Report all lines in the records that hold the string "face".

::: Data

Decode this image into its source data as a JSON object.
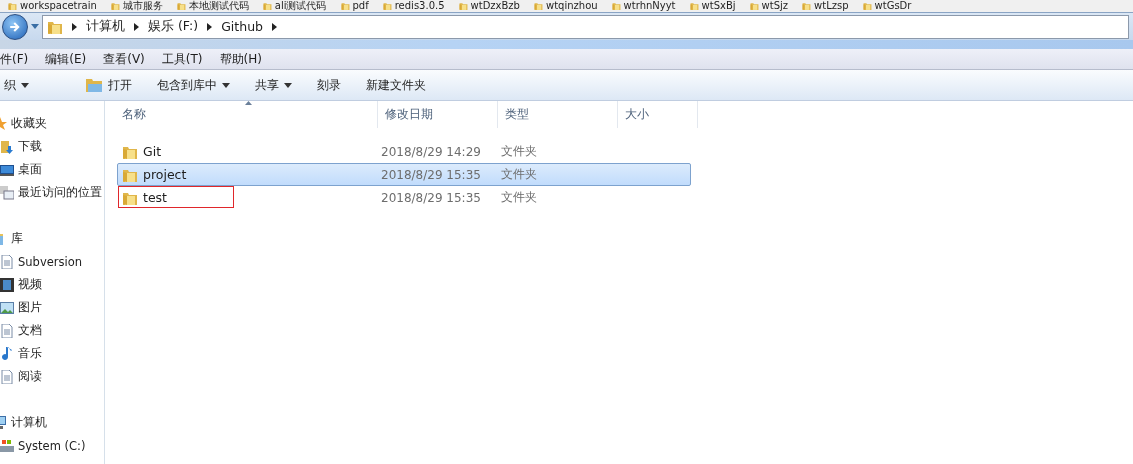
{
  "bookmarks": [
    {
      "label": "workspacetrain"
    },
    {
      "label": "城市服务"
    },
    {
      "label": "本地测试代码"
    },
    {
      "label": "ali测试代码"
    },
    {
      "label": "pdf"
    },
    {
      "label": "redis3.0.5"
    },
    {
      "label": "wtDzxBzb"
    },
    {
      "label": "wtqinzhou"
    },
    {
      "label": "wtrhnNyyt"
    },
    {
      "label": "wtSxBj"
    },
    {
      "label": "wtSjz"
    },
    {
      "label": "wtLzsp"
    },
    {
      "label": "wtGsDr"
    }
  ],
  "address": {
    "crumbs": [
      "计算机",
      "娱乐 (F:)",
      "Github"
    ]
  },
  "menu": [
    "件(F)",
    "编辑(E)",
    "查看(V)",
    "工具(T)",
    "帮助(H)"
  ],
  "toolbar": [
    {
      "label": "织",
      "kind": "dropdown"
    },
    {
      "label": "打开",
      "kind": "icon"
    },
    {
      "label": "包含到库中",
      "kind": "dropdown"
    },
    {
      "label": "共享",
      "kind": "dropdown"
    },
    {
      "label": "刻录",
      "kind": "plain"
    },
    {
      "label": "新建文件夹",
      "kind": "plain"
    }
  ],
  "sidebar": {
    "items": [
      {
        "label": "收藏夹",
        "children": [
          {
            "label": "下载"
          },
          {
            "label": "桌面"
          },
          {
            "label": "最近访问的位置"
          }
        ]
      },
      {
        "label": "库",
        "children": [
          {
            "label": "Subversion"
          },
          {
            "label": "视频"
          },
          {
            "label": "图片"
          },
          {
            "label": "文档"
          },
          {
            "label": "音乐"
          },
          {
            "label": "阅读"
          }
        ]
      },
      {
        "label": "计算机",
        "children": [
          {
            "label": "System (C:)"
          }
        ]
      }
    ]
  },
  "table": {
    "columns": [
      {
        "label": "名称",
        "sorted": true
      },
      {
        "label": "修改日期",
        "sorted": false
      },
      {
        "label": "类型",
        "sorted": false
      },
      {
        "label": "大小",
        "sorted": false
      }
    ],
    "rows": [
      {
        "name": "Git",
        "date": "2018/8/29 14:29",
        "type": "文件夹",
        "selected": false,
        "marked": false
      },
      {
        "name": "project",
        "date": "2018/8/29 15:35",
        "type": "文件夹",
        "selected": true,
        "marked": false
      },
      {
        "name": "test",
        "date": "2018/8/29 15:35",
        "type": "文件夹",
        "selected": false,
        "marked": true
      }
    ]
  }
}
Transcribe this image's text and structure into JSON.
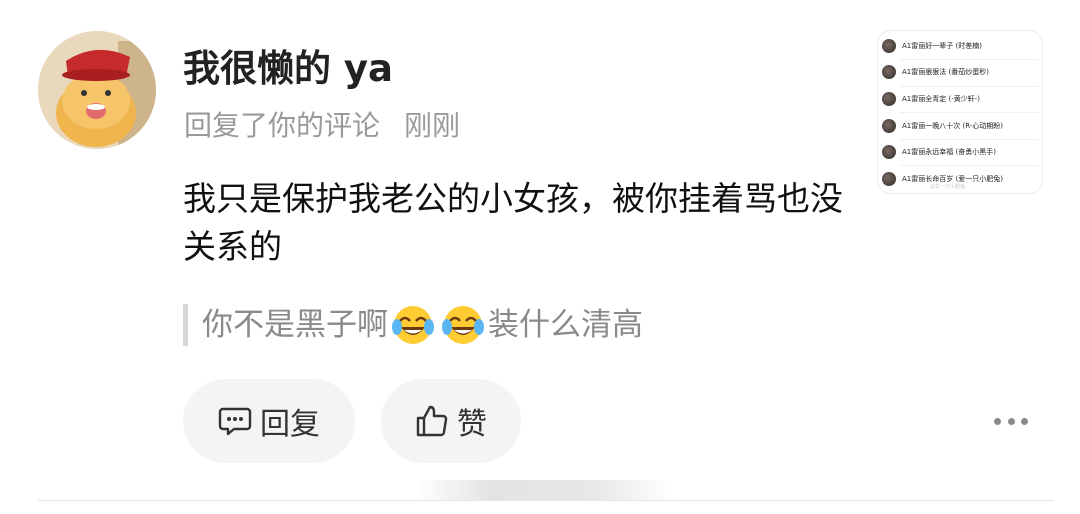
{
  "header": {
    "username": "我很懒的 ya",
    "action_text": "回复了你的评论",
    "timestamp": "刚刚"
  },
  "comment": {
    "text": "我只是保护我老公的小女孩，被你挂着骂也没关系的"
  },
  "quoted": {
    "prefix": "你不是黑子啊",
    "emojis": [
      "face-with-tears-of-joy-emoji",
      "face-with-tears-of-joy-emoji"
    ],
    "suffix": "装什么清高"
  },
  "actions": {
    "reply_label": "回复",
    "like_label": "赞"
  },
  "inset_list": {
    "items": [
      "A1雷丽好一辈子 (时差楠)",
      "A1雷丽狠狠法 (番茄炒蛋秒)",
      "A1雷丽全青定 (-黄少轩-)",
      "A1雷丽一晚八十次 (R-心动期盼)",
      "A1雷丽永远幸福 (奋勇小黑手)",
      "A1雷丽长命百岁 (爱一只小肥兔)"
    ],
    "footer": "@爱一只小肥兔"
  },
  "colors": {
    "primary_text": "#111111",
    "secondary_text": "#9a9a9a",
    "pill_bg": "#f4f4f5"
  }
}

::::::
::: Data

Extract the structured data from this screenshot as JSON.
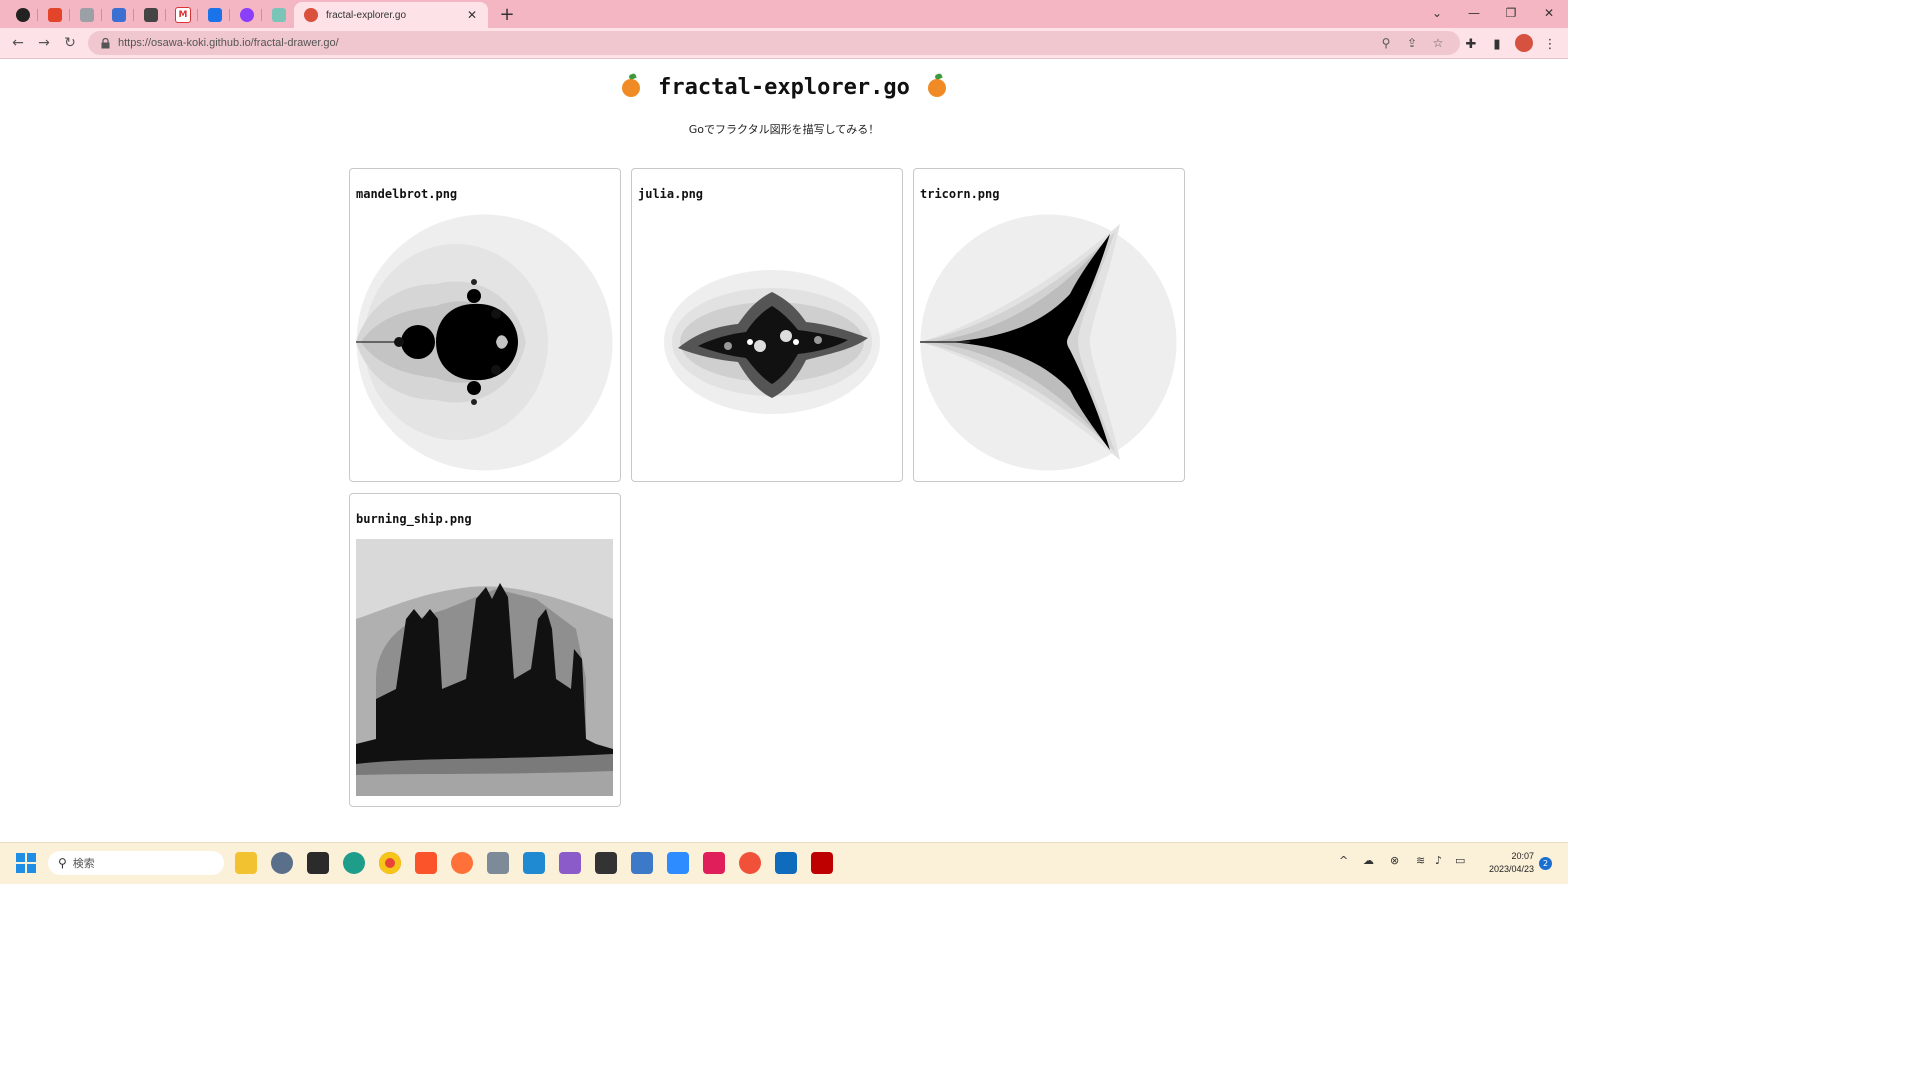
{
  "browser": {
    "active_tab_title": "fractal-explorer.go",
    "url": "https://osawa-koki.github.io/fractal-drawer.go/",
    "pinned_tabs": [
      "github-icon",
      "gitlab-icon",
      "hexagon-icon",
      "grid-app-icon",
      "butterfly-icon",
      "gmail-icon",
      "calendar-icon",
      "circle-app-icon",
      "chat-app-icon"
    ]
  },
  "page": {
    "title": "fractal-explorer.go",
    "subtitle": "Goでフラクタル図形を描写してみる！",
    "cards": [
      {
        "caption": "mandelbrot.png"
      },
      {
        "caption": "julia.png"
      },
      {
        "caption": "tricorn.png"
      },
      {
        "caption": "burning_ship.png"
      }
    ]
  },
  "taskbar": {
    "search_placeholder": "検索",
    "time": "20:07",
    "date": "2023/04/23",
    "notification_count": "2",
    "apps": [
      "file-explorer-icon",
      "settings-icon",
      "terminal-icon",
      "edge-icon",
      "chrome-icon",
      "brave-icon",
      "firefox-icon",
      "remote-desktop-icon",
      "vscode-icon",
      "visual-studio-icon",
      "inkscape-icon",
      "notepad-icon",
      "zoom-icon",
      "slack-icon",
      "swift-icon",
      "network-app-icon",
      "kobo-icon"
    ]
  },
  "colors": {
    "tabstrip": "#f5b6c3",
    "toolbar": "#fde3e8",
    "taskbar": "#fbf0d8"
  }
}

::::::

Your solution =
      "face-with-tears-of-joy-emoji",
      "face-with-tears-of-joy-emoji"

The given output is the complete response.